→ Action item
A single number is expected: the count of lines in the records below that contain "description".

----------------

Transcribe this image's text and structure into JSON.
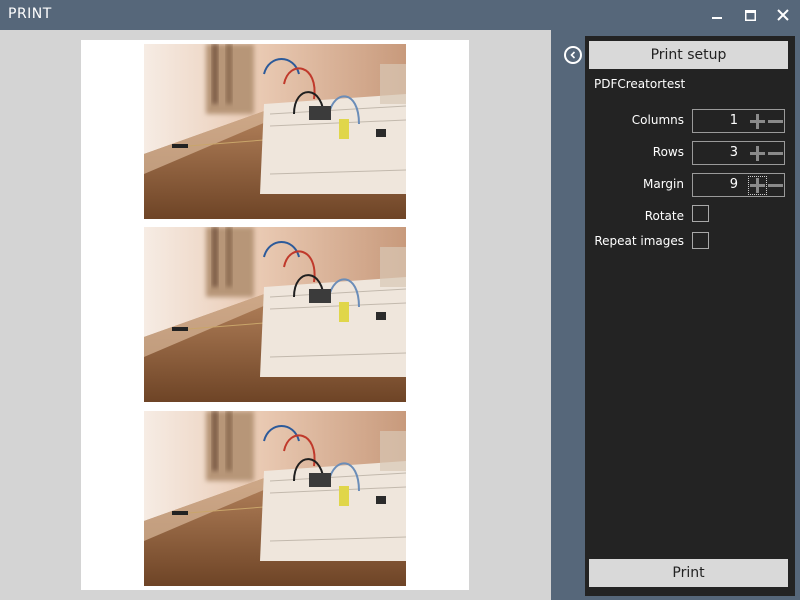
{
  "window": {
    "title": "PRINT",
    "minimize_icon": "minimize-icon",
    "maximize_icon": "maximize-icon",
    "close_icon": "close-icon"
  },
  "preview": {
    "pages": [
      {
        "image": "breadboard-photo"
      },
      {
        "image": "breadboard-photo"
      },
      {
        "image": "breadboard-photo"
      }
    ]
  },
  "panel": {
    "collapse_icon": "chevron-left-circle-icon",
    "print_setup_label": "Print setup",
    "printer_name": "PDFCreatortest",
    "columns": {
      "label": "Columns",
      "value": "1"
    },
    "rows": {
      "label": "Rows",
      "value": "3"
    },
    "margin": {
      "label": "Margin",
      "value": "9"
    },
    "rotate": {
      "label": "Rotate",
      "checked": false
    },
    "repeat_images": {
      "label": "Repeat images",
      "checked": false
    },
    "print_label": "Print"
  },
  "colors": {
    "titlebar": "#56677a",
    "panel": "#232323",
    "button": "#d9d9d9",
    "preview_bg": "#d4d4d4"
  }
}
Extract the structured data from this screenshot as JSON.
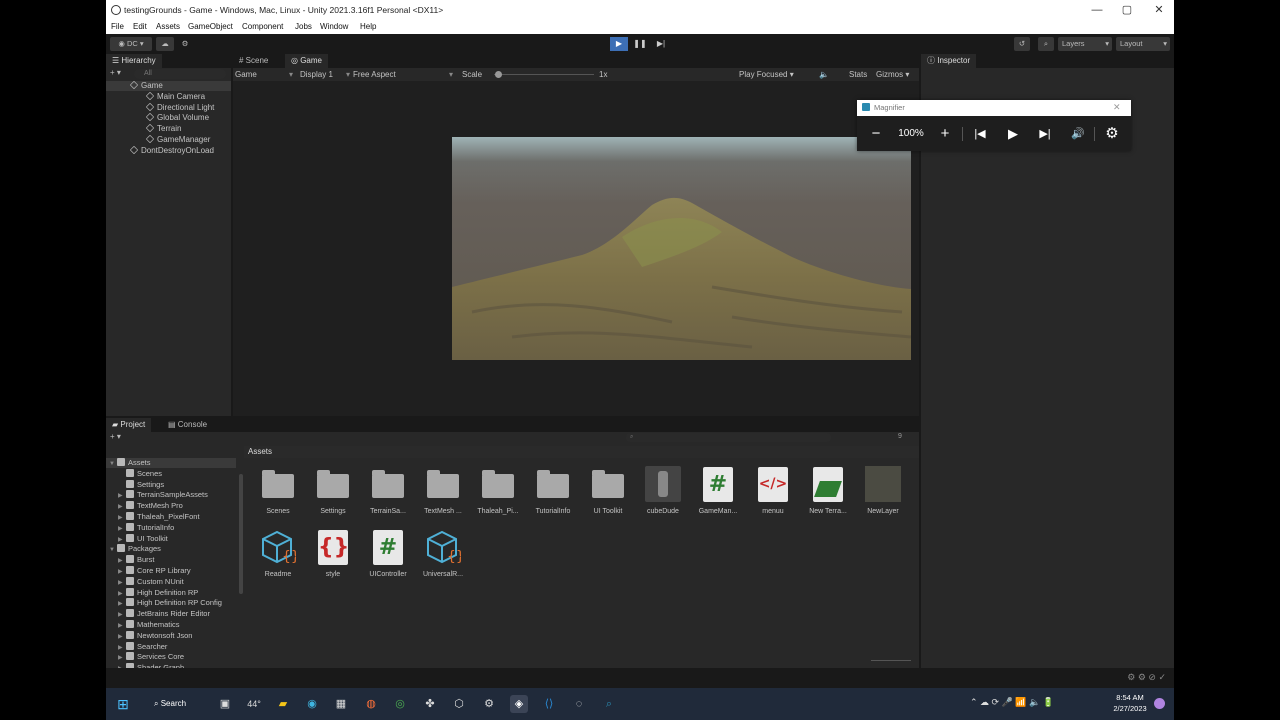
{
  "window": {
    "title": "testingGrounds - Game - Windows, Mac, Linux - Unity 2021.3.16f1 Personal <DX11>",
    "min": "—",
    "max": "▢",
    "close": "✕"
  },
  "menu": [
    "File",
    "Edit",
    "Assets",
    "GameObject",
    "Component",
    "Jobs",
    "Window",
    "Help"
  ],
  "toolbar": {
    "account": "DC",
    "layers": "Layers",
    "layout": "Layout"
  },
  "hierarchy": {
    "tab": "Hierarchy",
    "search_placeholder": "All",
    "scene": "Game",
    "children": [
      "Main Camera",
      "Directional Light",
      "Global Volume",
      "Terrain",
      "GameManager"
    ],
    "ddol": "DontDestroyOnLoad"
  },
  "scene_tab": "Scene",
  "game_tab": "Game",
  "gamebar": {
    "mode": "Game",
    "display": "Display 1",
    "aspect": "Free Aspect",
    "scale_label": "Scale",
    "scale_value": "1x",
    "play_focused": "Play Focused",
    "stats": "Stats",
    "gizmos": "Gizmos"
  },
  "inspector": {
    "tab": "Inspector"
  },
  "magnifier": {
    "title": "Magnifier",
    "zoom": "100%"
  },
  "project": {
    "tab": "Project",
    "console_tab": "Console",
    "breadcrumb": "Assets",
    "count": "9",
    "tree": [
      {
        "label": "Assets",
        "level": 0,
        "open": true,
        "sel": true
      },
      {
        "label": "Scenes",
        "level": 1
      },
      {
        "label": "Settings",
        "level": 1
      },
      {
        "label": "TerrainSampleAssets",
        "level": 1,
        "arrow": true
      },
      {
        "label": "TextMesh Pro",
        "level": 1,
        "arrow": true
      },
      {
        "label": "Thaleah_PixelFont",
        "level": 1,
        "arrow": true
      },
      {
        "label": "TutorialInfo",
        "level": 1,
        "arrow": true
      },
      {
        "label": "UI Toolkit",
        "level": 1,
        "arrow": true
      },
      {
        "label": "Packages",
        "level": 0,
        "open": true
      },
      {
        "label": "Burst",
        "level": 1,
        "arrow": true
      },
      {
        "label": "Core RP Library",
        "level": 1,
        "arrow": true
      },
      {
        "label": "Custom NUnit",
        "level": 1,
        "arrow": true
      },
      {
        "label": "High Definition RP",
        "level": 1,
        "arrow": true
      },
      {
        "label": "High Definition RP Config",
        "level": 1,
        "arrow": true
      },
      {
        "label": "JetBrains Rider Editor",
        "level": 1,
        "arrow": true
      },
      {
        "label": "Mathematics",
        "level": 1,
        "arrow": true
      },
      {
        "label": "Newtonsoft Json",
        "level": 1,
        "arrow": true
      },
      {
        "label": "Searcher",
        "level": 1,
        "arrow": true
      },
      {
        "label": "Services Core",
        "level": 1,
        "arrow": true
      },
      {
        "label": "Shader Graph",
        "level": 1,
        "arrow": true
      }
    ],
    "assets": [
      {
        "label": "Scenes",
        "kind": "folder"
      },
      {
        "label": "Settings",
        "kind": "folder"
      },
      {
        "label": "TerrainSa...",
        "kind": "folder"
      },
      {
        "label": "TextMesh ...",
        "kind": "folder"
      },
      {
        "label": "Thaleah_Pi...",
        "kind": "folder"
      },
      {
        "label": "TutorialInfo",
        "kind": "folder"
      },
      {
        "label": "UI Toolkit",
        "kind": "folder"
      },
      {
        "label": "cubeDude",
        "kind": "model"
      },
      {
        "label": "GameMan...",
        "kind": "cs"
      },
      {
        "label": "menuu",
        "kind": "uxml"
      },
      {
        "label": "New Terra...",
        "kind": "terrain"
      },
      {
        "label": "NewLayer",
        "kind": "layer"
      },
      {
        "label": "Readme",
        "kind": "readme"
      },
      {
        "label": "style",
        "kind": "uss"
      },
      {
        "label": "UIController",
        "kind": "cs"
      },
      {
        "label": "UniversalR...",
        "kind": "readme"
      }
    ]
  },
  "taskbar": {
    "search": "Search",
    "weather": "44°",
    "time": "8:54 AM",
    "date": "2/27/2023"
  }
}
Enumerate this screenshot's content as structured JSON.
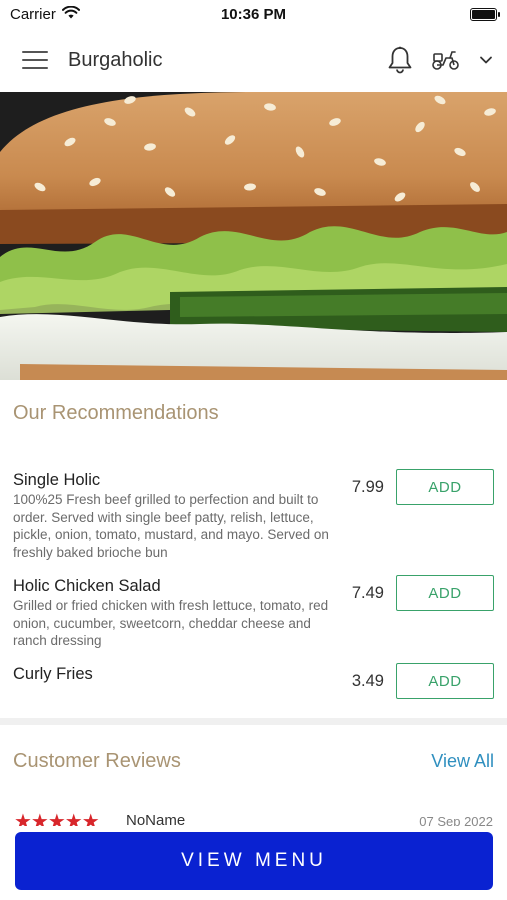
{
  "status": {
    "carrier": "Carrier",
    "time": "10:36 PM"
  },
  "nav": {
    "title": "Burgaholic"
  },
  "recommendations": {
    "title": "Our Recommendations",
    "items": [
      {
        "name": "Single Holic",
        "description": "100%25 Fresh beef grilled to perfection and built to order. Served with single beef patty, relish, lettuce, pickle, onion, tomato, mustard, and mayo. Served on freshly baked brioche bun",
        "price": "7.99",
        "button": "ADD"
      },
      {
        "name": "Holic Chicken Salad",
        "description": "Grilled or fried chicken with fresh lettuce, tomato, red onion, cucumber, sweetcorn, cheddar cheese and ranch dressing",
        "price": "7.49",
        "button": "ADD"
      },
      {
        "name": "Curly Fries",
        "description": "",
        "price": "3.49",
        "button": "ADD"
      }
    ]
  },
  "reviews": {
    "title": "Customer Reviews",
    "view_all": "View All",
    "first": {
      "stars": "★★★★★",
      "rating": 5,
      "name": "NoName",
      "date": "07 Sep 2022"
    }
  },
  "cta": {
    "label": "VIEW MENU"
  },
  "colors": {
    "accent_gold": "#a99473",
    "add_green": "#39a26a",
    "link_blue": "#2f8fbf",
    "cta_blue": "#0a22d1",
    "star_red": "#d8262b"
  }
}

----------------

→ Task response
3